Friend of Sheppard and MOH recipient Hershel 'Woody' Williams passes

  • Published
  • By John Ingle
  • 82nd Training Wing Public Affairs

SHEPPARD AIR FORCE BASE, Texas — Conspicuous gallantry and intrepidity.

Those four words carry the weight of a thankful nation for those who are heralded as heroes while in military service to the United States. No more words are needed to describe the unselfish acts of valor performed by those who are bestowed with the highest of the nation’s military decorations — the Medal of Honor.

Hershel “Woody” Williams, the last surviving World War II Medal of Honor recipient and friend of Sheppard AFB, died June 29, 2022, at the age of 98. He was awarded the medal for his actions on the tiny Pacific island of Iwo Jima on Feb. 23, 1945.

The Marine Corps detachment here honored the legend Thursday by reading his MOH citation to Marines instructing and attending courses.

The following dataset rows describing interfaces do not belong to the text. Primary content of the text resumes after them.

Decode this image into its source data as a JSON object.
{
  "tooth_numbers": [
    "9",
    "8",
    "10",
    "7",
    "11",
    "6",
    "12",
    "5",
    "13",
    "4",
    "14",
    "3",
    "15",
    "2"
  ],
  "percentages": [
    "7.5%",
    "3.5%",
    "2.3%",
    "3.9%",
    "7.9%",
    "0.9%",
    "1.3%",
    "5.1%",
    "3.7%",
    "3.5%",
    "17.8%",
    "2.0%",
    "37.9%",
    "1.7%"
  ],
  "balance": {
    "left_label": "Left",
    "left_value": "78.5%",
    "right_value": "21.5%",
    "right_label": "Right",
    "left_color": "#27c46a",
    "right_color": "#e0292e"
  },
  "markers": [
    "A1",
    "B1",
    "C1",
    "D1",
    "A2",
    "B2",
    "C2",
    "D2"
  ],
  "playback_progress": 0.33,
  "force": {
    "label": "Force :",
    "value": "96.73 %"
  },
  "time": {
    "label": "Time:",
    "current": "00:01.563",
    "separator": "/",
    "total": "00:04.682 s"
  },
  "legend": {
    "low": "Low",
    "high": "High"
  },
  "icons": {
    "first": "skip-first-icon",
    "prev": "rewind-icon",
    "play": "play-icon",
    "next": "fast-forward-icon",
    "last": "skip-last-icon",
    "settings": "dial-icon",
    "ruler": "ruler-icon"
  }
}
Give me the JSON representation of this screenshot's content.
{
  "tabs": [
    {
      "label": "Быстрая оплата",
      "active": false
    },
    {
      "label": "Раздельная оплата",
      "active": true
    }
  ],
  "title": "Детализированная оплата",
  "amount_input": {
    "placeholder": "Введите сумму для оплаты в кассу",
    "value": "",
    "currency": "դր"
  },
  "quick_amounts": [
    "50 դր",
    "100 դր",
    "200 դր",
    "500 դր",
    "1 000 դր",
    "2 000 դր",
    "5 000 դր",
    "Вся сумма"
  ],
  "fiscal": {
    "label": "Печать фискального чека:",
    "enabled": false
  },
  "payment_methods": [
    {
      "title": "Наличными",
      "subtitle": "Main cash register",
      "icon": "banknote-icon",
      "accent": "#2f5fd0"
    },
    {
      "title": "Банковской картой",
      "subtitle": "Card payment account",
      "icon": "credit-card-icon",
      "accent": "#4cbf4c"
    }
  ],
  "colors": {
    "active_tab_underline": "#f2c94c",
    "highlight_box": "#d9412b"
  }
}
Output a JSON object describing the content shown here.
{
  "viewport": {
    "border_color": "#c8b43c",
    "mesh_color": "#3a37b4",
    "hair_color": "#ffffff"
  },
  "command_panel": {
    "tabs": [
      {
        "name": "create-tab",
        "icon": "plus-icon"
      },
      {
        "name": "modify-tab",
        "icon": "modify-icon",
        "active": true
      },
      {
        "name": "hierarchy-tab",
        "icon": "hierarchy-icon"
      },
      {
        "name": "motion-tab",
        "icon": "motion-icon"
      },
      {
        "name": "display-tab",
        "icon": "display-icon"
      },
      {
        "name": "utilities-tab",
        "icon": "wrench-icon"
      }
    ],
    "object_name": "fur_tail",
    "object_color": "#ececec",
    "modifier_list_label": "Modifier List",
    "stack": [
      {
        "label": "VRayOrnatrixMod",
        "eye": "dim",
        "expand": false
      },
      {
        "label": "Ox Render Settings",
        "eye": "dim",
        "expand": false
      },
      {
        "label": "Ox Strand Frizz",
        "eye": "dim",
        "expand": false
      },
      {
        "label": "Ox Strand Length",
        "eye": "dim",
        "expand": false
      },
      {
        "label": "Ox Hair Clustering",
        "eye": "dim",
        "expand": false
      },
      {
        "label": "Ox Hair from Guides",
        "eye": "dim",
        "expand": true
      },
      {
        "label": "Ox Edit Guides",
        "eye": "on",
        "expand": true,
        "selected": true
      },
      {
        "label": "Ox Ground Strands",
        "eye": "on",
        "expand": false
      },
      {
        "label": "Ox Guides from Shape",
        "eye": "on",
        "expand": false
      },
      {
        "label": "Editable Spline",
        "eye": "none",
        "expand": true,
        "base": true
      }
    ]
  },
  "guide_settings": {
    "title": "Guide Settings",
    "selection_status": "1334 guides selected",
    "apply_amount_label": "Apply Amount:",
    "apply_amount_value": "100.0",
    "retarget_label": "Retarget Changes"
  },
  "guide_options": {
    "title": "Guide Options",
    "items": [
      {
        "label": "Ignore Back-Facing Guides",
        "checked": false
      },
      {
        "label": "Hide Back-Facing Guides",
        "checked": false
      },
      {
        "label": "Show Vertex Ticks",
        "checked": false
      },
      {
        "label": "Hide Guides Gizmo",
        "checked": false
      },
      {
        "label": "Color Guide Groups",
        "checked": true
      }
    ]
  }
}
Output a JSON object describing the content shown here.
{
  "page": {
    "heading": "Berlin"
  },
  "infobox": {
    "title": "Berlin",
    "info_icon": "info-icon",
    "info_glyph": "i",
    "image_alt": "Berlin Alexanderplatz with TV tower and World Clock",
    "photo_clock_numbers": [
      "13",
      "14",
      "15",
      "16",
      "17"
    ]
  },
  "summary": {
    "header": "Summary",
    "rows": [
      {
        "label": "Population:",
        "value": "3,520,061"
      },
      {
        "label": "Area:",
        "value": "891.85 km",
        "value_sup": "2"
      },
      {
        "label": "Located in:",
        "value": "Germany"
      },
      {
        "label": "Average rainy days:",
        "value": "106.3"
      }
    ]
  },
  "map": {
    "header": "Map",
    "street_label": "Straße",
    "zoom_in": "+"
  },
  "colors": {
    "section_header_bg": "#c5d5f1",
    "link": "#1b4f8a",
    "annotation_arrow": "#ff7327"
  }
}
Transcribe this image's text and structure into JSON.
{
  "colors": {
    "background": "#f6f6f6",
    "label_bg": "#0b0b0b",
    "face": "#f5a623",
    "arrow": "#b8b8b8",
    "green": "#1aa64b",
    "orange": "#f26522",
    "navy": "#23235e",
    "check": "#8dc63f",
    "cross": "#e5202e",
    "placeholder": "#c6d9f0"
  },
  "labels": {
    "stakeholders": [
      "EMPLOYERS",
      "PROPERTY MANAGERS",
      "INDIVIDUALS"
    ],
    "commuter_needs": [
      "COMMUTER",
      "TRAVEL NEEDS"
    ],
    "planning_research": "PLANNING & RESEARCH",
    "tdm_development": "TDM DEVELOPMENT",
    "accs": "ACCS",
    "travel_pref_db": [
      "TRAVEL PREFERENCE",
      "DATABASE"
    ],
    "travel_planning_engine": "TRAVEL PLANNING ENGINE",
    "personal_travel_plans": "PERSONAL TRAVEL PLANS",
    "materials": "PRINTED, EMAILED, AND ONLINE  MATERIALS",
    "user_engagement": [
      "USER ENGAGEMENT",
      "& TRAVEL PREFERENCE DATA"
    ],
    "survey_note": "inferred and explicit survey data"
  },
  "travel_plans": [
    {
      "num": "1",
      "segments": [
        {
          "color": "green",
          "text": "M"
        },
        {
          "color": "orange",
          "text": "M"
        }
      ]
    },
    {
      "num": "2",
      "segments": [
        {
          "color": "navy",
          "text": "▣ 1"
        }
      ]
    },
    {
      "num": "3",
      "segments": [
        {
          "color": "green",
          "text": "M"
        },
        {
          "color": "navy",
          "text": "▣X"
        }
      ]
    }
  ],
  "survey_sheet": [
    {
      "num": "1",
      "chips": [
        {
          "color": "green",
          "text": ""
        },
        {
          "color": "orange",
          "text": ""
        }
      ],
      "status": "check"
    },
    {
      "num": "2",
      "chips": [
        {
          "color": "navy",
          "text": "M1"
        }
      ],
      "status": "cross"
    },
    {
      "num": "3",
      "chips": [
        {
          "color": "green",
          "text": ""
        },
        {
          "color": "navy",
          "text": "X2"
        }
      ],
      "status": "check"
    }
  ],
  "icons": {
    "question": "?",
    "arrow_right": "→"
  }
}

Williams, a retired Marine Corps chief warrant officer, visited Sheppard AFB on numerous occasions while in North Texas to attend the Iwo Jima Survivors Reunion each February, an event started by area Iwo Jima veteran Cy Young in 1991. His sense of service never faded over time as he took the opportunity to talk with young Airmen, Marines, Sailors and Soldiers here, as well as students at Sheppard Elementary School.

In 2015, during a visit at Sheppard Elementary, Williams shared his miraculous feat some 70 years earlier with students. A corporal at the time of the Battle of Iwo Jima, Williams repeatedly confronted a fortified enemy position for four hours armed with a flamethrower, returning to his own lines to get more demolition charges and serviced flamethrowers.

Williams, who spent much of his life after service helping others cope with the aftermath of combat, provided sage advice to the youngsters.

"You never know when a miracle may come our way," Williams said. "I hope everyone in this room, in their time, will find their miracle."

In a news release by the Congressional Medal of Honor Society, Williams’ thoughts on the medal were captured in a quote: “The Medal represents what the country has always stood for. Sacrifice. The day I was born … I was handed a gem that is absolutely impossible to buy. That was my freedom. Can’t pay for it. There is not enough money in the world. So this Medal, to me, stands for sacrifice and service.”

Williams will be laid to rest in West Virginia on July 3, 2022, the day before the nation celebrates the freedom he so very much loved and for which he fought.